Claremont’s filing also objects to the union including both supervisors and employees of the same departments, saying this situation would create a conflict of interest for the supervisors.
“Including any of these positions in the bargaining unit would defeat the very purpose of [the New Hampshire statutes] enacted to separate supervisory employees from the employees they supervise,” according to the filing.
The city’s objection also argues that the city finance director and treasurer are too often privy to information through the city manager or pre-hearings with collective bargaining groups regarding labor relations or disciplinary actions.
In February, after several, sometimes contentious meetings, the Claremont City Council finally approved a 2.5% pay increase for most of the city’s 126 merit-plan employees, minus the eight positions at the top of their pay grade. However, this was the most conservative option proposed by Morris and still falls well short of Morris’s previous proposals.
Additionally, according to a number of city employees, these pay increases have been almost entirely offset by an increase to their employee health insurance responsibility.
City seeks new finance directorClaremont will begin the search for a new finance director following the recent retirement announcement by long-serving director Mary Walter.
Walter has served as Claremont’s finance director since 2001 and next month will mark her 20th anniversary in the position. Walter had worked a combined 35 years in finances, including 15 years prior to coming to Claremont.
In a recent report to the Claremont City Council, Morris stated the recruitment process has begun to find Walter’s replacement.

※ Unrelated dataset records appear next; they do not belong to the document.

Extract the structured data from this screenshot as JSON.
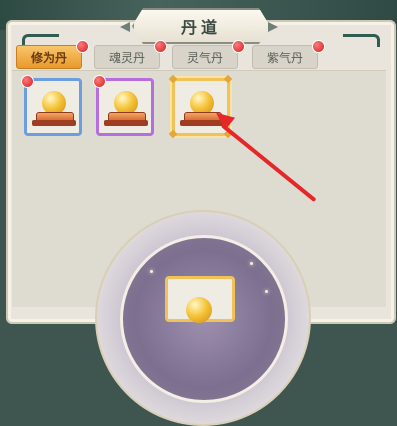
{
  "header": {
    "title": "丹道"
  },
  "tabs": [
    {
      "label": "修为丹",
      "active": true,
      "has_notice": true
    },
    {
      "label": "魂灵丹",
      "active": false,
      "has_notice": true
    },
    {
      "label": "灵气丹",
      "active": false,
      "has_notice": true
    },
    {
      "label": "紫气丹",
      "active": false,
      "has_notice": true
    }
  ],
  "pill_slots": [
    {
      "quality": "blue",
      "icon": "golden-pill-on-pedestal",
      "has_notice": true
    },
    {
      "quality": "purple",
      "icon": "golden-pill-on-pedestal",
      "has_notice": true
    },
    {
      "quality": "gold",
      "icon": "golden-pill-on-pedestal",
      "has_notice": false,
      "selected": true
    }
  ],
  "annotation": {
    "color": "#e5272a",
    "points_to": "gold-pill-slot"
  },
  "colors": {
    "accent": "#f0c35a",
    "notice": "#d11e1e",
    "panel": "#e9e5dc"
  }
}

Candidate interviews will begin in May with a hope to have a new finance director chosen in June.
The salary of this new finance director could potentially become an interesting discussion, given that the maximum pay grade for Walter’s position in Claremont’s merit-plan system is less than what Claremont has had to offer in compensation to attract candidates for other key positions.